i wish we were in my office, i could draw a picture...basically, a degree is comprised of 60 minutes...that much we know...you want the ruler you create to be longer than a degree of longitude and longer than a degree of latitude...that way, you can slide the ruler along your projected lines of lat/long by placing the zero on the east side/south side and the 60 on the west side/north side...(that works well in North America...)remember this...even though the ruler is on a diagonal, the increments (those 60 tic marks) are evenly spaced, as the minutes that comprise a degree are evenly spaced...to determine latitude (your northerly position) the tic marks on the ruler are on the projected lines of latitude...to determine longitude (your easterly position), the tic marks are placed on the projected lines of longitude...the key is that the ruler has to be longer than the distance of one degree between lines of latitude and lines of longitude...it will work...

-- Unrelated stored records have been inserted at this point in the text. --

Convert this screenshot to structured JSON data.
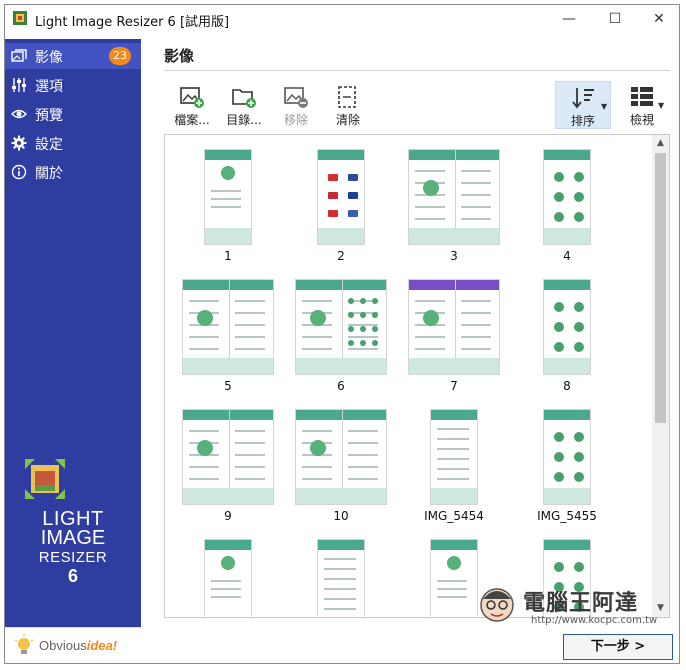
{
  "window": {
    "title": "Light Image Resizer 6  [試用版]",
    "controls": {
      "minimize": "—",
      "maximize": "☐",
      "close": "✕"
    }
  },
  "sidebar": {
    "items": [
      {
        "label": "影像",
        "icon": "images-icon",
        "badge": "23",
        "active": true
      },
      {
        "label": "選項",
        "icon": "sliders-icon"
      },
      {
        "label": "預覽",
        "icon": "eye-icon"
      },
      {
        "label": "設定",
        "icon": "gear-icon"
      },
      {
        "label": "關於",
        "icon": "info-icon"
      }
    ],
    "logo": {
      "line1": "LIGHT",
      "line2": "IMAGE",
      "line3": "RESIZER",
      "line4": "6"
    },
    "brand": {
      "part1": "Obvious",
      "part2": "idea!"
    }
  },
  "main": {
    "title": "影像",
    "toolbar": {
      "files": "檔案...",
      "folder": "目錄...",
      "remove": "移除",
      "clear": "清除",
      "sort": "排序",
      "view": "檢視"
    },
    "thumbnails": [
      {
        "caption": "1",
        "kind": "single"
      },
      {
        "caption": "2",
        "kind": "single-flags"
      },
      {
        "caption": "3",
        "kind": "double"
      },
      {
        "caption": "4",
        "kind": "single-dots"
      },
      {
        "caption": "5",
        "kind": "double"
      },
      {
        "caption": "6",
        "kind": "double-grid"
      },
      {
        "caption": "7",
        "kind": "double-purple"
      },
      {
        "caption": "8",
        "kind": "single-dots"
      },
      {
        "caption": "9",
        "kind": "double-list"
      },
      {
        "caption": "10",
        "kind": "double-list"
      },
      {
        "caption": "IMG_5454",
        "kind": "single-list"
      },
      {
        "caption": "IMG_5455",
        "kind": "single-dots"
      },
      {
        "caption": "",
        "kind": "single"
      },
      {
        "caption": "",
        "kind": "single-list"
      },
      {
        "caption": "",
        "kind": "single"
      },
      {
        "caption": "",
        "kind": "single-grid"
      }
    ],
    "next_button": "下一步 >"
  },
  "watermark": {
    "text": "電腦王阿達",
    "url": "http://www.kocpc.com.tw"
  },
  "colors": {
    "sidebar": "#2f3da1",
    "badge": "#f08a1e",
    "accent": "#4aa88f",
    "selected_tool": "#dceaf7"
  }
}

of course, you can always buy state map software from National Geographic and move the cursor to a point you are interested in and read the lat/long from the lower right corner of the screen...that's the way i do it nowadays...

Peregrino
04-14-2005, 21:51
lksteve

could you explain making own lat/long rules. Do you make one for each scale?
60 tic marks, and each tic would be diff min. and sec. for each scale?

regards

berdan

1st draw the lat/lon lines on the map(s) you're using. Then select a straight edge that is longer than the distance between the latitude lines. Mark it with the 60 divisions. The scale that you constructed should be so long that it lays across the map at an angle. Lay it on the map with the extreme points touching the lat (or lon) lines. As the scale of the map changes, the angle of the improvised scale will also change. The only thing you care about is an equal division of the area which you will get this way - sort of like a parrallel ruler. Slide the scale L/R or U/D until one of the 60 tick marks touches the desired point. Count and interpolate for min/sec. Move to the other lat/lon reference line and repeat for the second half of the coordinate. Hope this helps.

Edited to add - What lksteve said! It always takes me too long to type.

lksteve
04-14-2005, 22:00
Count and interpolate for min/sec.

depending on map scale, sometimes you can create a ruler that will allow you to calc seconds...not normal issue to a guy in the boonies...i can just imagine carrying a 1:12500 of the Schwarzes Pferd AO on a Flintlock...ruck would be full of map and wet socks...but i digress...something that might be helpful...take the time to figure out how far a second of longitude and latitude is where you are going to be hiking/camping/operating...that varies place to place...

interpolate...? musta been an 11C, huh? :D

Peregrino
04-14-2005, 22:13
depending on map scale, sometimes you can create a ruler that will allow you to calc seconds...not normal issue to a guy in the boonies...i can just imagine carrying a 1:12500 of the Schwarzes Pferd AO on a Flintlock...ruck would be full of map and wet socks...but i digress...something that might be helpful...take the time to figure out how far a second of longitude and latitude is where you are going to be hiking/camping/operating...that varies place to place...

interpolate...? musta been an 11C, huh? :D

Among other things! Got to admit it sounds better than SWAG. :D

lksteve
04-14-2005, 22:15
Got to admit it sounds better than SWAG.
SWAG usually works better, though... :D